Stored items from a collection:
[Start of section]
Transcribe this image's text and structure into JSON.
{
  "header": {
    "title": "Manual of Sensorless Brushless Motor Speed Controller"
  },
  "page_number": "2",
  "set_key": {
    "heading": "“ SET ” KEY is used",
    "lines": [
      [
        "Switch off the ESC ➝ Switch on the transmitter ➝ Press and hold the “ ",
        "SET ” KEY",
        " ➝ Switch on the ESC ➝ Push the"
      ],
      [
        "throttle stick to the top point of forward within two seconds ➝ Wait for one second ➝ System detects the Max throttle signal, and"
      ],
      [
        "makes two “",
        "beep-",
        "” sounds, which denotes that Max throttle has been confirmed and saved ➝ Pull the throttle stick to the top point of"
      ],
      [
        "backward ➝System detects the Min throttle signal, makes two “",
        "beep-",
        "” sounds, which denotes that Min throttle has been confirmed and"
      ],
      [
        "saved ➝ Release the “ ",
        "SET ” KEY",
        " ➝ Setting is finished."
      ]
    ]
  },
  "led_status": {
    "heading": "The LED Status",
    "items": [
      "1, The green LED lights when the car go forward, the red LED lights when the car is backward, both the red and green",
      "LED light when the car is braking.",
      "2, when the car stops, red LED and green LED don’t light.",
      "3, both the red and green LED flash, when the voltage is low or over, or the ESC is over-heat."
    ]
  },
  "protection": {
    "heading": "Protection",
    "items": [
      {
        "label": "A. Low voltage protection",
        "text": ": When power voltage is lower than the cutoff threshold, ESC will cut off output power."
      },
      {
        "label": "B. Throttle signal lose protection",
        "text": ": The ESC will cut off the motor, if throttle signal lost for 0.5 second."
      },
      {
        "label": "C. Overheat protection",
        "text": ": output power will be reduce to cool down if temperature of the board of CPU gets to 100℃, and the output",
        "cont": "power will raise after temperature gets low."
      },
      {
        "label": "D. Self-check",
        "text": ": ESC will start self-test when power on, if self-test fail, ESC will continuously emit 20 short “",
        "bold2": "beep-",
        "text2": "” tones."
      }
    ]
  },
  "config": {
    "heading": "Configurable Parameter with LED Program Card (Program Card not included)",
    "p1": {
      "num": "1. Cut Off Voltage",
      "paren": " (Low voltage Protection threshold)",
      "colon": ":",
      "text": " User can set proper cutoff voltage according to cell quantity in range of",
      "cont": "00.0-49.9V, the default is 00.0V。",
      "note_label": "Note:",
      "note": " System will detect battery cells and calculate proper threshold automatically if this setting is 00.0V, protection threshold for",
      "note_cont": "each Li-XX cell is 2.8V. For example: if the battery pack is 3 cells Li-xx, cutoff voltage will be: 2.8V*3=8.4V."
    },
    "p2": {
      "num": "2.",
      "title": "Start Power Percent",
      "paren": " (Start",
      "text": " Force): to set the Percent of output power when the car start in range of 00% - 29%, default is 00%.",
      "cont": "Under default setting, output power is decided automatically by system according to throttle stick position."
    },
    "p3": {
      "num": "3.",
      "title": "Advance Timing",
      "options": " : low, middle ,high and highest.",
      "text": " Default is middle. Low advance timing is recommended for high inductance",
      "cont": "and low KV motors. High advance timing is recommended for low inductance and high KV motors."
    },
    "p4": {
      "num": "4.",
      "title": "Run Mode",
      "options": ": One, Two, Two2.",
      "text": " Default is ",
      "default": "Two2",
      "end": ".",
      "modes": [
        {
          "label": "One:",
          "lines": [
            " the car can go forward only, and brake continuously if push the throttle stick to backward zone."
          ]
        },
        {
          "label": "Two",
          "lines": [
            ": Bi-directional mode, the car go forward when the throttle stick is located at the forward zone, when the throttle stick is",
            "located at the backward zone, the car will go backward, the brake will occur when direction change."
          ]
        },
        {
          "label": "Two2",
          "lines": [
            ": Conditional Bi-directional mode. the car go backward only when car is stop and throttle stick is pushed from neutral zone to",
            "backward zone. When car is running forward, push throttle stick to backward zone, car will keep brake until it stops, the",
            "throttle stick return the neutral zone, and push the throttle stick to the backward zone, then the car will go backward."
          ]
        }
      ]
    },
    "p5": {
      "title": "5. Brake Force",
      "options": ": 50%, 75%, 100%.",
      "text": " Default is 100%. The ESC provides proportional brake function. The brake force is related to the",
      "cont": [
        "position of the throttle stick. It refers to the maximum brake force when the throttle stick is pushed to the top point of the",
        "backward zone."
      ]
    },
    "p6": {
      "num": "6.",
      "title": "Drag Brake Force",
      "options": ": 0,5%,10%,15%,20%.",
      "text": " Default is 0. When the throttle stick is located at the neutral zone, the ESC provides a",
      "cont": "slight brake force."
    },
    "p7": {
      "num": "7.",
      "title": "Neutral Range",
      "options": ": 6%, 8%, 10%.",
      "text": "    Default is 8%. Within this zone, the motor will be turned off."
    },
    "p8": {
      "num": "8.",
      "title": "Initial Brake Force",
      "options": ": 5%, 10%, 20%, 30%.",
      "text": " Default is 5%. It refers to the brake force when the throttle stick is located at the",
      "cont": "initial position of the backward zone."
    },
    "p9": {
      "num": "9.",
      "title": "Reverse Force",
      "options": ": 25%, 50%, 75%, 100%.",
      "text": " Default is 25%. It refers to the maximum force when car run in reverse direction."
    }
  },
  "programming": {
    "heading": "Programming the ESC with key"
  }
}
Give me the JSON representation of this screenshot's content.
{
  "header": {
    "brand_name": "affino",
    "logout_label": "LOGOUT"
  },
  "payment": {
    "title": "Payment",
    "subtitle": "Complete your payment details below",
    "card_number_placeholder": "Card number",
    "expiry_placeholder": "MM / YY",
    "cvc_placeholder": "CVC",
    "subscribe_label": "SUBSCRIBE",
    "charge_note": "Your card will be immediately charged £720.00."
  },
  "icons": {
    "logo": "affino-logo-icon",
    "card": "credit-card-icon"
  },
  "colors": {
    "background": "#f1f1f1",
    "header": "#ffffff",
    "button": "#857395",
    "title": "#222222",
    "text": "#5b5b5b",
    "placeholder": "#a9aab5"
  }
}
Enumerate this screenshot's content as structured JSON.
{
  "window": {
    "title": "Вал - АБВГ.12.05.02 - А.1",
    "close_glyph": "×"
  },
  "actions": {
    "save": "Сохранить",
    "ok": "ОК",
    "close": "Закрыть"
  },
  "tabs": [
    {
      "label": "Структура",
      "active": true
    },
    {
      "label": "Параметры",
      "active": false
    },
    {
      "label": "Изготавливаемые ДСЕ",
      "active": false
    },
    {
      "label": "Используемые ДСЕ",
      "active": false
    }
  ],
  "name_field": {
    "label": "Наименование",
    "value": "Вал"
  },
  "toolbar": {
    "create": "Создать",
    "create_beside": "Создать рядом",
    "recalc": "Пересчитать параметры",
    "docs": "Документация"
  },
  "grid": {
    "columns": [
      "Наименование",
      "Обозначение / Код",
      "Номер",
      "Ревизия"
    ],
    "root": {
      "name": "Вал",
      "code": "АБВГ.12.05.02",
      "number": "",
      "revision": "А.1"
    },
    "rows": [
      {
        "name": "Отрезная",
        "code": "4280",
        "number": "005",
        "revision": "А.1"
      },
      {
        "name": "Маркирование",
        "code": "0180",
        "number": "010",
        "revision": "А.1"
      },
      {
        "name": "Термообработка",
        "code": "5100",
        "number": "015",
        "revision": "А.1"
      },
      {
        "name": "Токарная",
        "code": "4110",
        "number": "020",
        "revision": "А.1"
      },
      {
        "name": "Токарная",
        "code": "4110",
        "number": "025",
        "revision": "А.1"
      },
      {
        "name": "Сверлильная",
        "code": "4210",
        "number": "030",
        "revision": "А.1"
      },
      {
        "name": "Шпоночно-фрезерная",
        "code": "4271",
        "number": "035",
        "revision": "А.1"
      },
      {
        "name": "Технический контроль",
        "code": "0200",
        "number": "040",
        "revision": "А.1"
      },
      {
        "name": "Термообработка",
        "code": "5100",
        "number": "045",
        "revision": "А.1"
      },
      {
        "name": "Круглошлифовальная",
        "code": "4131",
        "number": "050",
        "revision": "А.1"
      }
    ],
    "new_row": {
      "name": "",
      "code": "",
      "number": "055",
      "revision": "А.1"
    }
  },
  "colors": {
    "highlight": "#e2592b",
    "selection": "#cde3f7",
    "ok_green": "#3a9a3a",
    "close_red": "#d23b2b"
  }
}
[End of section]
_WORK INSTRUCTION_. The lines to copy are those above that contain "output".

_EXERCISE RESPONSE_.
        "text": ": When power voltage is lower than the cutoff threshold, ESC will cut off output power."
        "text": ": output power will be reduce to cool down if temperature of the board of CPU gets to 100℃, and the output",
      "text": " Force): to set the Percent of output power when the car start in range of 00% - 29%, default is 00%.",
      "cont": "Under default setting, output power is decided automatically by system according to throttle stick position."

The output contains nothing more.